And even if Burdick had a legally protected interest in winning his constitutional arguments -- and plainly he did not -- the district court did not err in concluding that Burdick's allegations are “vague,” “abstract assertion[s]” that were insufficient to establish a concrete injury. Burdick's complaint identifies no specific legal argument he has lost or will imminently lose as a result of Obergefell. Nor does it identify any factual basis for his allegation that Obergefell will cause him to lose income. Burdick's abstract allegations simply do not demonstrate any actual or imminent concrete injury. See Elend v. Basham, 471 F.3d 1199, 1206–09 (11th Cir. 2006) (holding that, without details about when, where, and how future protests would occur, general allegations regarding secret service's policy of restricting protestors to protest zones and plaintiffs' intent to attend future protests were insufficient to demonstrate an imminent, concrete injury); see also City of Los Angeles v. Lyons, 461 U.S. 95, 105–06 (1983) (holding that plaintiff lacked standing where alleged threat from police chokehold was conditional). Accordingly, the district court did not err by dismissing Burdick's claims for lack of standing.
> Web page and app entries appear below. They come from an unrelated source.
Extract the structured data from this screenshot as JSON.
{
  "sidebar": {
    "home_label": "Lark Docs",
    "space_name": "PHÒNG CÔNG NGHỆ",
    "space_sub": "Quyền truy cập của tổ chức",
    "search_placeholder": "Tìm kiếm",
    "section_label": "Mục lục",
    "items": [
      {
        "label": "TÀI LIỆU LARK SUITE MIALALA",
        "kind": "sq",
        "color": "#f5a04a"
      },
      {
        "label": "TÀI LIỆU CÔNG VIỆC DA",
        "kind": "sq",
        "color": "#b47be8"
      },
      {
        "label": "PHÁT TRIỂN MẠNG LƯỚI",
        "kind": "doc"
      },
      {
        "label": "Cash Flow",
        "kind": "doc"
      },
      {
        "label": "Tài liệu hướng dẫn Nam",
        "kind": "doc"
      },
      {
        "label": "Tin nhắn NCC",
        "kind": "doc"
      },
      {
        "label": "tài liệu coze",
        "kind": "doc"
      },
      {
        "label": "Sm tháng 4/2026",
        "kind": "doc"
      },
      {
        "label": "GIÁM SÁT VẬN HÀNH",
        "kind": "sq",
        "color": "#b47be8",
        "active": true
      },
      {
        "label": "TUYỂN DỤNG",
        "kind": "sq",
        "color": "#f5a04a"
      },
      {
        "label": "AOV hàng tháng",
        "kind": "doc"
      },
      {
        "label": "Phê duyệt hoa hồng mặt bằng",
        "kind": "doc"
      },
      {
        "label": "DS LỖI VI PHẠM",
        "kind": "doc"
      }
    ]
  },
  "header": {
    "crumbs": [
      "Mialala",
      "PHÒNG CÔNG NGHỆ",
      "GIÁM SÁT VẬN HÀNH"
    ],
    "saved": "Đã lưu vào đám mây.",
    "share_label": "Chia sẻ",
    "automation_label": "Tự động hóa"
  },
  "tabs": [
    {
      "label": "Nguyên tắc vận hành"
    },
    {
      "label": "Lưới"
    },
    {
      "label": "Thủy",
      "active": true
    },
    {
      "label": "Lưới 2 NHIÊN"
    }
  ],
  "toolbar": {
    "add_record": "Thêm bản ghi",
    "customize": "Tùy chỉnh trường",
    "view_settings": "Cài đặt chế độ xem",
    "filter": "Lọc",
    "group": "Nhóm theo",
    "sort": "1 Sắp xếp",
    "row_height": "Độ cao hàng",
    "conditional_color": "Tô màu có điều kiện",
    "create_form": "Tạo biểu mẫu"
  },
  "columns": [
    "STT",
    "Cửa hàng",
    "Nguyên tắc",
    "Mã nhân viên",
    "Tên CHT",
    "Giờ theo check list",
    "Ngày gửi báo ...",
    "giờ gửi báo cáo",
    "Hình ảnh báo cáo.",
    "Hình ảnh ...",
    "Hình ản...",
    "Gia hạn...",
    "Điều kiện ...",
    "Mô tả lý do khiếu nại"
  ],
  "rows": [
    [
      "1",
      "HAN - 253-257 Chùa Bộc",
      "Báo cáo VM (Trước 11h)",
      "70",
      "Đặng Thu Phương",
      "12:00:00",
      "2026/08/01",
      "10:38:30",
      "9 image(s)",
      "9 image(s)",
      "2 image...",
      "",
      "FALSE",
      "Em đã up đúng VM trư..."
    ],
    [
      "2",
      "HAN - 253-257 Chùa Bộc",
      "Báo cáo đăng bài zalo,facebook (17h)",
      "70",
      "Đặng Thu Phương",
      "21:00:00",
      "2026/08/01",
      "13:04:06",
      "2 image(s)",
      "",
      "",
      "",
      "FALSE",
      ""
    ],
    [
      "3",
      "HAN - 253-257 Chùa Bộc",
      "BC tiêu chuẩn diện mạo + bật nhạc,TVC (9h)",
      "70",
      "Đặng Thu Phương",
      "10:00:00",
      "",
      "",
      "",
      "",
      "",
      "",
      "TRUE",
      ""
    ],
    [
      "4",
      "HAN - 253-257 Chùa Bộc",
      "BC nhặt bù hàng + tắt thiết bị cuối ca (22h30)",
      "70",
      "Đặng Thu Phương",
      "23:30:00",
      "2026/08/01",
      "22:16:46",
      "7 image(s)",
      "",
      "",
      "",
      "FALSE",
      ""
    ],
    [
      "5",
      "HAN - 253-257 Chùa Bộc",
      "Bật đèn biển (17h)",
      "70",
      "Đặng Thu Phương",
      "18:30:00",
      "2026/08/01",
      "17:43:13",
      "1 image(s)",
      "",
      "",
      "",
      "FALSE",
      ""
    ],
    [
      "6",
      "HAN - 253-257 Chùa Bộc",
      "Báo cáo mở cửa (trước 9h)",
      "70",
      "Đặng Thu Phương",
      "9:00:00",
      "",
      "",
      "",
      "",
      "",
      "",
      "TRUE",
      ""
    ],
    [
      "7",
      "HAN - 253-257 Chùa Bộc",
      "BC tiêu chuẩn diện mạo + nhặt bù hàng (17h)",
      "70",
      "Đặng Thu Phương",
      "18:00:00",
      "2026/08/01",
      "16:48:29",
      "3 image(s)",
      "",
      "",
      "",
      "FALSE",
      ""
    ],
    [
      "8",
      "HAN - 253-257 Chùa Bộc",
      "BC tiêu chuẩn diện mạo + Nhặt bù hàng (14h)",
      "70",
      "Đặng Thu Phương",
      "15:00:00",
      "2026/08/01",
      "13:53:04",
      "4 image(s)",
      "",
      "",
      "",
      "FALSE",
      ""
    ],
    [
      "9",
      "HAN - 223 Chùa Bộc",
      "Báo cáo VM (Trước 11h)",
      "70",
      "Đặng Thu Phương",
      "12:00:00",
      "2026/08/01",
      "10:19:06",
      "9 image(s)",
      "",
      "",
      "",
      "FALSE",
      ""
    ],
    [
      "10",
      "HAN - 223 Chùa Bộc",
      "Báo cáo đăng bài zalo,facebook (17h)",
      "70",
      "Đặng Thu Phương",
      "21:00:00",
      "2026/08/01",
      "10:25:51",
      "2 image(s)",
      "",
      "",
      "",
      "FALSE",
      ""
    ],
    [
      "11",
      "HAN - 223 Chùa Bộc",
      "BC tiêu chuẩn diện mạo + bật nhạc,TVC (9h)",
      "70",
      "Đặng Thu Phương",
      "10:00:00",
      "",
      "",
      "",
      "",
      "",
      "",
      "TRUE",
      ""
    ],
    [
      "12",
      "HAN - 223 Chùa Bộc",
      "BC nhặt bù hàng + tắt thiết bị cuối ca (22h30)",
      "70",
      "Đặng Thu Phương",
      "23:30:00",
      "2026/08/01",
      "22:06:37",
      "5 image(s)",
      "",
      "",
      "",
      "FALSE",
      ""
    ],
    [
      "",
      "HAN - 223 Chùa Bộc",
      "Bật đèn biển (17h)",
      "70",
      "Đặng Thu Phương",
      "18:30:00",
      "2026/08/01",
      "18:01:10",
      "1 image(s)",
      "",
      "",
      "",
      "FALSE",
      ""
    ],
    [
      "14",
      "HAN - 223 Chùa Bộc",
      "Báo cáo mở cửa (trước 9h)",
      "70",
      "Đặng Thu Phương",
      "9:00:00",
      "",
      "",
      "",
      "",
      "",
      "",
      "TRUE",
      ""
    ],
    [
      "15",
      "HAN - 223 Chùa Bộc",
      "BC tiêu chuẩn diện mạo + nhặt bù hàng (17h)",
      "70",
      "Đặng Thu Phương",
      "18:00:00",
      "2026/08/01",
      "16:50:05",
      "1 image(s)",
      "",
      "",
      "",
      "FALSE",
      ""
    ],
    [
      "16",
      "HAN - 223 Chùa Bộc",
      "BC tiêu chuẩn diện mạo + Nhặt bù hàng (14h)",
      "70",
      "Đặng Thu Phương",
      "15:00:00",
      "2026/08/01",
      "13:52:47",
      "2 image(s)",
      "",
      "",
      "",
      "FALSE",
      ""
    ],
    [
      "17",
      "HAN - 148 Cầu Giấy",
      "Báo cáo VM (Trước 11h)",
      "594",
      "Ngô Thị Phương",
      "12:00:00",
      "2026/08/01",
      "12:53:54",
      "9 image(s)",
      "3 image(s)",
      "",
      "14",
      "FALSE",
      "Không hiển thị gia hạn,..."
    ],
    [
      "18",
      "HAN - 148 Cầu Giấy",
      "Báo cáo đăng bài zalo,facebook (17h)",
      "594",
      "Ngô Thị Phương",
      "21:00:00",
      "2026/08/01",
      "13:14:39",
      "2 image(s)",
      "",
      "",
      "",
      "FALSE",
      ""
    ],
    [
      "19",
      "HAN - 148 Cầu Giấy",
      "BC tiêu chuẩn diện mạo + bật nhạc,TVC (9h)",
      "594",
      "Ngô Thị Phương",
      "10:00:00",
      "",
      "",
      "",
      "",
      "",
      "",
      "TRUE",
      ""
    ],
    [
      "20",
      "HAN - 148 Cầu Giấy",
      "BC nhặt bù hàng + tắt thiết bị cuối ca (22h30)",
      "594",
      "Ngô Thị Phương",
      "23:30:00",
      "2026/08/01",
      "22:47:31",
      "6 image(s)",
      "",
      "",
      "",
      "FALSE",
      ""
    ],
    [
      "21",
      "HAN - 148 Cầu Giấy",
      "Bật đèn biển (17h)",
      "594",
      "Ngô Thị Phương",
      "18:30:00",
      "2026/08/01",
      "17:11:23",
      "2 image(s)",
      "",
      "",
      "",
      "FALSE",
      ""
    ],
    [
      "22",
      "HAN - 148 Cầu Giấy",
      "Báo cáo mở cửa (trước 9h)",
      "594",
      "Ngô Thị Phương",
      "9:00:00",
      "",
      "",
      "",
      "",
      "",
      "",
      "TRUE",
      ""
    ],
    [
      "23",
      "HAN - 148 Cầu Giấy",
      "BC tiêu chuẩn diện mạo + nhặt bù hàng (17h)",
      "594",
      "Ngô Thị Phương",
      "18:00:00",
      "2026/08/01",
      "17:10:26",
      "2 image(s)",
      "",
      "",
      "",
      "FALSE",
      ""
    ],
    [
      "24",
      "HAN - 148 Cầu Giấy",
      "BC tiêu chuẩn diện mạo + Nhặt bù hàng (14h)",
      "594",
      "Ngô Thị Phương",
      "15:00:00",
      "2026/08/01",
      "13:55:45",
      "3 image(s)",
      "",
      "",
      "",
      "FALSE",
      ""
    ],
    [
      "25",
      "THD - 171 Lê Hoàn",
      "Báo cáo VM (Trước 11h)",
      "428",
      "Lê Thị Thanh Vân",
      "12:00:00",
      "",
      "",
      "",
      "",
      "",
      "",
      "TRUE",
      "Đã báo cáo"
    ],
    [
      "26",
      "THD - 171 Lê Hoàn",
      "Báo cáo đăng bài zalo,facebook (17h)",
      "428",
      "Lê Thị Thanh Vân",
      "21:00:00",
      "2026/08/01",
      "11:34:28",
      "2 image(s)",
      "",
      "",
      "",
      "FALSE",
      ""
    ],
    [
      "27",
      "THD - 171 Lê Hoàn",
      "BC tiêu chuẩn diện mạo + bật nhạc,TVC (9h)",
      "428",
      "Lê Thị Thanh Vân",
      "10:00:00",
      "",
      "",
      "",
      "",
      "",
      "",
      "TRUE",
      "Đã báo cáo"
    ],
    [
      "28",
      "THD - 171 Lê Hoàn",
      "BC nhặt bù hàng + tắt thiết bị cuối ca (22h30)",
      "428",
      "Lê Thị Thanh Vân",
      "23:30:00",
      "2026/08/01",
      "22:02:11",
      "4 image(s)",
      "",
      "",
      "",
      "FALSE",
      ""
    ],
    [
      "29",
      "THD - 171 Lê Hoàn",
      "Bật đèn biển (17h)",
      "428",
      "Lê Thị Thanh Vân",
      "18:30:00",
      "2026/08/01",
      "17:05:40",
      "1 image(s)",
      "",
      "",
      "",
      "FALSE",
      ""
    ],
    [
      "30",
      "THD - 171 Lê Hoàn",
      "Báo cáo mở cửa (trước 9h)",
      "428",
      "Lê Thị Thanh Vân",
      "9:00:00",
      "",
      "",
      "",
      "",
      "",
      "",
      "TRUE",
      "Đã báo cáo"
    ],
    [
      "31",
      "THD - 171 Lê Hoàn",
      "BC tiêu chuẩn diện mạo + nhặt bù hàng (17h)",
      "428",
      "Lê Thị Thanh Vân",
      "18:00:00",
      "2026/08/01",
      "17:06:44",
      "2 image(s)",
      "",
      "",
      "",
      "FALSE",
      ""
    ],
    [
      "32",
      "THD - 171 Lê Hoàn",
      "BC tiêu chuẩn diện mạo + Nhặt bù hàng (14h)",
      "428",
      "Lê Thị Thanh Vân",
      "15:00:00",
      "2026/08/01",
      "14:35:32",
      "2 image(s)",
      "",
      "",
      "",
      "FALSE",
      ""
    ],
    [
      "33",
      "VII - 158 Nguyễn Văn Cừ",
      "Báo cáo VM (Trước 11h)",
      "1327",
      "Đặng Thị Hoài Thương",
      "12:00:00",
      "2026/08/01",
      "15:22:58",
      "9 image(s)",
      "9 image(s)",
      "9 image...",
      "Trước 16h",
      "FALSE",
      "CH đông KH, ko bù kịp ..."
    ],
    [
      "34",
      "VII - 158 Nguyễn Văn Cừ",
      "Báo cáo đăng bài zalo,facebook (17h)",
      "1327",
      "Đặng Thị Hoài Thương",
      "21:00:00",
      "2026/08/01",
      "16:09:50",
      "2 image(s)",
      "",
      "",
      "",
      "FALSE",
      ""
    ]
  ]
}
Because we affirm the district court's dismissal for lack of a justiciable case or controversy, we have no occasion to address the district court's other grounds for dismissal.
1. Bivens v. Six Unknown Named Agents of Fed. Bureau of Narcotics, 403 U.S. 388 (1971).